Speaking to reporters in Bonn, the French president insisted his offer to Mr Hariri was not one of political exile.

"No, not at all," he said, when asked if he was handing Mr Hariri exile. "I hope that Lebanon will be stable, and that political choices should be in accordance with institutional rule."

"We need a strong Lebanon with her territorial integrity respected. We need leaders who are free to make their own choices and speak freely."

A source in the Elysée Palace, cited by Reuters, said Mr Hariri is expected to travel to France in the coming days with his family.

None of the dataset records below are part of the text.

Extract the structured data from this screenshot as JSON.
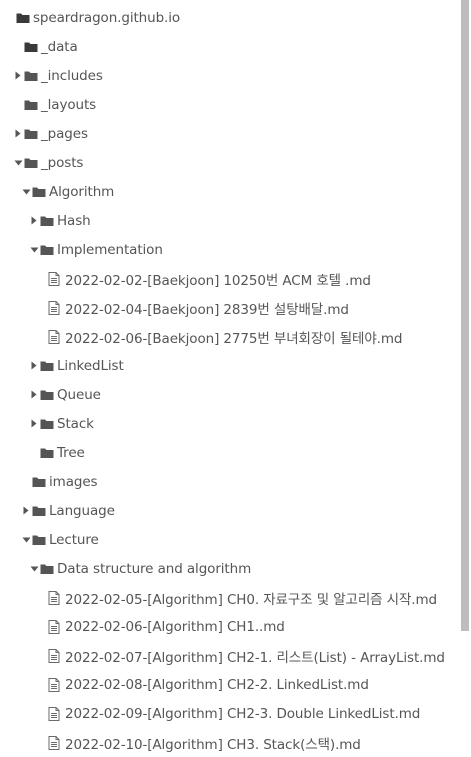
{
  "tree": [
    {
      "label": "speardragon.github.io",
      "type": "folder",
      "depth": 0,
      "arrow": "none",
      "dark": true
    },
    {
      "label": "_data",
      "type": "folder",
      "depth": 1,
      "arrow": "none",
      "dark": true
    },
    {
      "label": "_includes",
      "type": "folder",
      "depth": 1,
      "arrow": "right"
    },
    {
      "label": "_layouts",
      "type": "folder",
      "depth": 1,
      "arrow": "none"
    },
    {
      "label": "_pages",
      "type": "folder",
      "depth": 1,
      "arrow": "right"
    },
    {
      "label": "_posts",
      "type": "folder",
      "depth": 1,
      "arrow": "down"
    },
    {
      "label": "Algorithm",
      "type": "folder",
      "depth": 2,
      "arrow": "down"
    },
    {
      "label": "Hash",
      "type": "folder",
      "depth": 3,
      "arrow": "right"
    },
    {
      "label": "Implementation",
      "type": "folder",
      "depth": 3,
      "arrow": "down"
    },
    {
      "label": "2022-02-02-[Baekjoon] 10250번 ACM 호텔 .md",
      "type": "file",
      "depth": 4,
      "arrow": "none"
    },
    {
      "label": "2022-02-04-[Baekjoon] 2839번 설탕배달.md",
      "type": "file",
      "depth": 4,
      "arrow": "none"
    },
    {
      "label": "2022-02-06-[Baekjoon] 2775번 부녀회장이 될테야.md",
      "type": "file",
      "depth": 4,
      "arrow": "none"
    },
    {
      "label": "LinkedList",
      "type": "folder",
      "depth": 3,
      "arrow": "right"
    },
    {
      "label": "Queue",
      "type": "folder",
      "depth": 3,
      "arrow": "right"
    },
    {
      "label": "Stack",
      "type": "folder",
      "depth": 3,
      "arrow": "right"
    },
    {
      "label": "Tree",
      "type": "folder",
      "depth": 3,
      "arrow": "none"
    },
    {
      "label": "images",
      "type": "folder",
      "depth": 2,
      "arrow": "none"
    },
    {
      "label": "Language",
      "type": "folder",
      "depth": 2,
      "arrow": "right"
    },
    {
      "label": "Lecture",
      "type": "folder",
      "depth": 2,
      "arrow": "down"
    },
    {
      "label": "Data structure and algorithm",
      "type": "folder",
      "depth": 3,
      "arrow": "down"
    },
    {
      "label": "2022-02-05-[Algorithm] CH0. 자료구조 및 알고리즘 시작.md",
      "type": "file",
      "depth": 4,
      "arrow": "none"
    },
    {
      "label": "2022-02-06-[Algorithm] CH1..md",
      "type": "file",
      "depth": 4,
      "arrow": "none"
    },
    {
      "label": "2022-02-07-[Algorithm] CH2-1. 리스트(List) - ArrayList.md",
      "type": "file",
      "depth": 4,
      "arrow": "none"
    },
    {
      "label": "2022-02-08-[Algorithm] CH2-2. LinkedList.md",
      "type": "file",
      "depth": 4,
      "arrow": "none"
    },
    {
      "label": "2022-02-09-[Algorithm] CH2-3. Double LinkedList.md",
      "type": "file",
      "depth": 4,
      "arrow": "none"
    },
    {
      "label": "2022-02-10-[Algorithm] CH3. Stack(스택).md",
      "type": "file",
      "depth": 4,
      "arrow": "none"
    }
  ],
  "colors": {
    "folder": "#555555",
    "folder_dark": "#3a3a3a",
    "file": "#6a6a6a",
    "arrow": "#555555",
    "text": "#555555",
    "scroll_thumb": "#bdbdbd"
  },
  "scroll": {
    "thumb_fraction": 0.846
  }
}
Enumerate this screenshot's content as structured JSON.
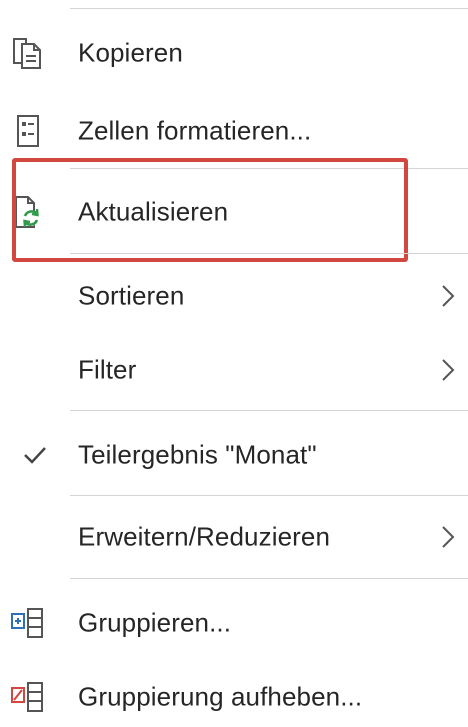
{
  "menu": {
    "items": [
      {
        "label": "Kopieren",
        "icon": "copy-icon"
      },
      {
        "label": "Zellen formatieren...",
        "icon": "format-cells-icon"
      },
      {
        "label": "Aktualisieren",
        "icon": "refresh-icon"
      },
      {
        "label": "Sortieren",
        "submenu": true
      },
      {
        "label": "Filter",
        "submenu": true
      },
      {
        "label": "Teilergebnis \"Monat\"",
        "checked": true
      },
      {
        "label": "Erweitern/Reduzieren",
        "submenu": true
      },
      {
        "label": "Gruppieren...",
        "icon": "group-icon"
      },
      {
        "label": "Gruppierung aufheben...",
        "icon": "ungroup-icon"
      }
    ]
  },
  "colors": {
    "highlight_border": "#d2473f",
    "refresh_green": "#2e9a4a",
    "group_blue": "#2f6fb5",
    "ungroup_red": "#d2473f"
  }
}
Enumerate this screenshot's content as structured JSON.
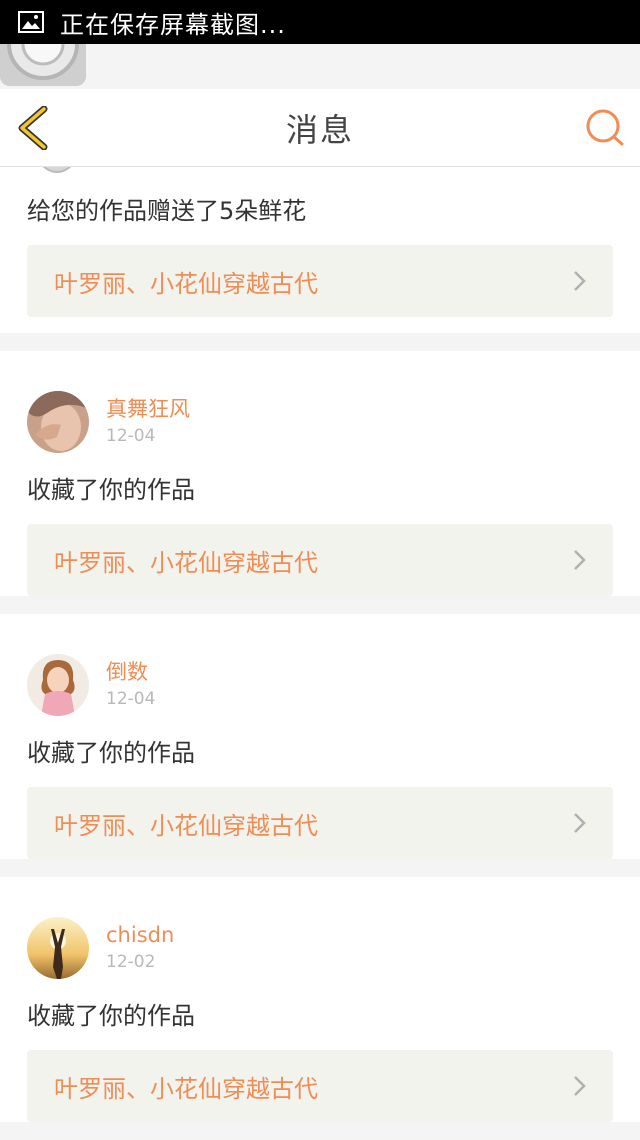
{
  "status_bar": {
    "text": "正在保存屏幕截图..."
  },
  "header": {
    "title": "消息"
  },
  "colors": {
    "accent": "#ef8d54",
    "back_icon": "#f1c72c"
  },
  "notifications": [
    {
      "action": "给您的作品赠送了5朵鲜花",
      "work": "叶罗丽、小花仙穿越古代"
    },
    {
      "name": "真舞狂风",
      "date": "12-04",
      "action": "收藏了你的作品",
      "work": "叶罗丽、小花仙穿越古代"
    },
    {
      "name": "倒数",
      "date": "12-04",
      "action": "收藏了你的作品",
      "work": "叶罗丽、小花仙穿越古代"
    },
    {
      "name": "chisdn",
      "date": "12-02",
      "action": "收藏了你的作品",
      "work": "叶罗丽、小花仙穿越古代"
    }
  ]
}
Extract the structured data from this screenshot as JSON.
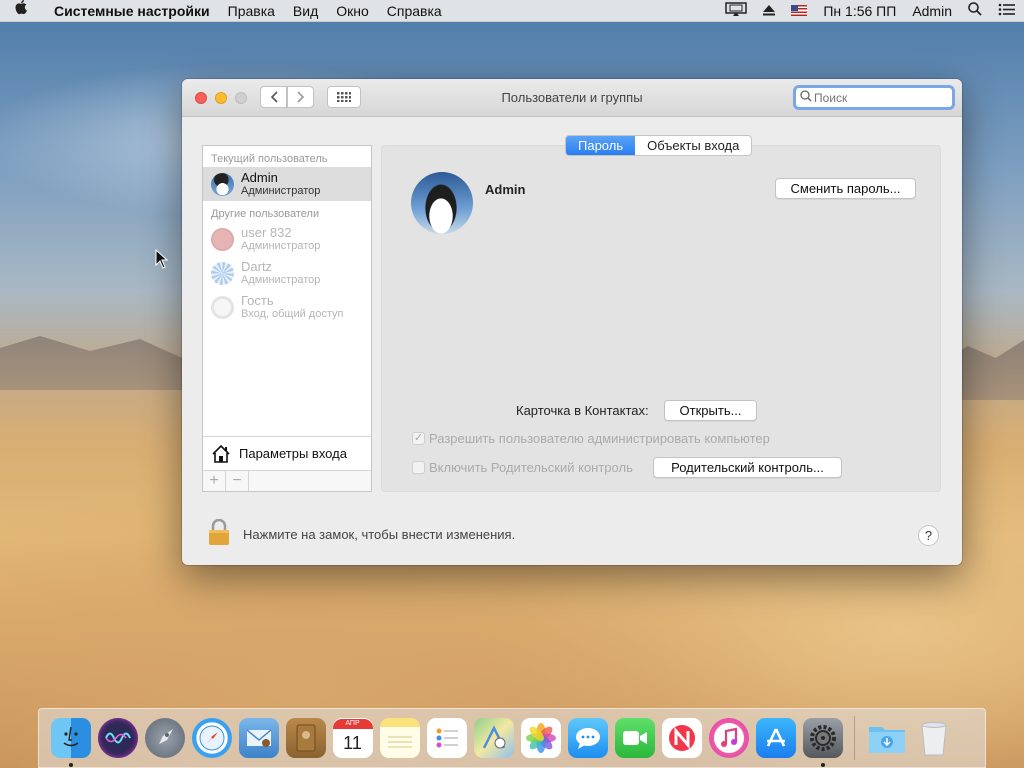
{
  "menubar": {
    "app_name": "Системные настройки",
    "menus": [
      "Правка",
      "Вид",
      "Окно",
      "Справка"
    ],
    "clock": "Пн 1:56 ПП",
    "user": "Admin"
  },
  "window": {
    "title": "Пользователи и группы",
    "search_placeholder": "Поиск"
  },
  "sidebar": {
    "current_header": "Текущий пользователь",
    "current": {
      "name": "Admin",
      "role": "Администратор"
    },
    "others_header": "Другие пользователи",
    "others": [
      {
        "name": "user 832",
        "role": "Администратор"
      },
      {
        "name": "Dartz",
        "role": "Администратор"
      },
      {
        "name": "Гость",
        "role": "Вход, общий доступ"
      }
    ],
    "login_options": "Параметры входа",
    "add": "+",
    "remove": "−"
  },
  "tabs": [
    "Пароль",
    "Объекты входа"
  ],
  "active_tab": "Пароль",
  "main": {
    "user_name": "Admin",
    "change_password": "Сменить пароль...",
    "contacts_label": "Карточка в Контактах:",
    "open_button": "Открыть...",
    "allow_admin": "Разрешить пользователю администрировать компьютер",
    "allow_admin_checked": true,
    "parental_label": "Включить Родительский контроль",
    "parental_checked": false,
    "parental_button": "Родительский контроль..."
  },
  "footer": {
    "lock_text": "Нажмите на замок, чтобы внести изменения.",
    "help": "?"
  },
  "dock": {
    "items": [
      "finder",
      "siri",
      "launchpad",
      "safari",
      "mail",
      "notes-book",
      "calendar",
      "notes",
      "reminders",
      "maps",
      "photos",
      "messages",
      "facetime",
      "news",
      "itunes",
      "app-store",
      "system-preferences",
      "downloads",
      "trash"
    ],
    "calendar_month": "АПР",
    "calendar_day": "11"
  }
}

The French president and his ministers have held a flurry of talks with players shaping the situationturmoil in Lebanon, and Mr Macron flew to Saudi Arabia last week for surprise talks with Crown Prince Mohammed bin Salman.

He said France had a role to play in bringing peace to a region suffering soaring tensions between Saudi Arabia and Iran, which are already backing opposing sides in the conflicts in Syria and Yemen.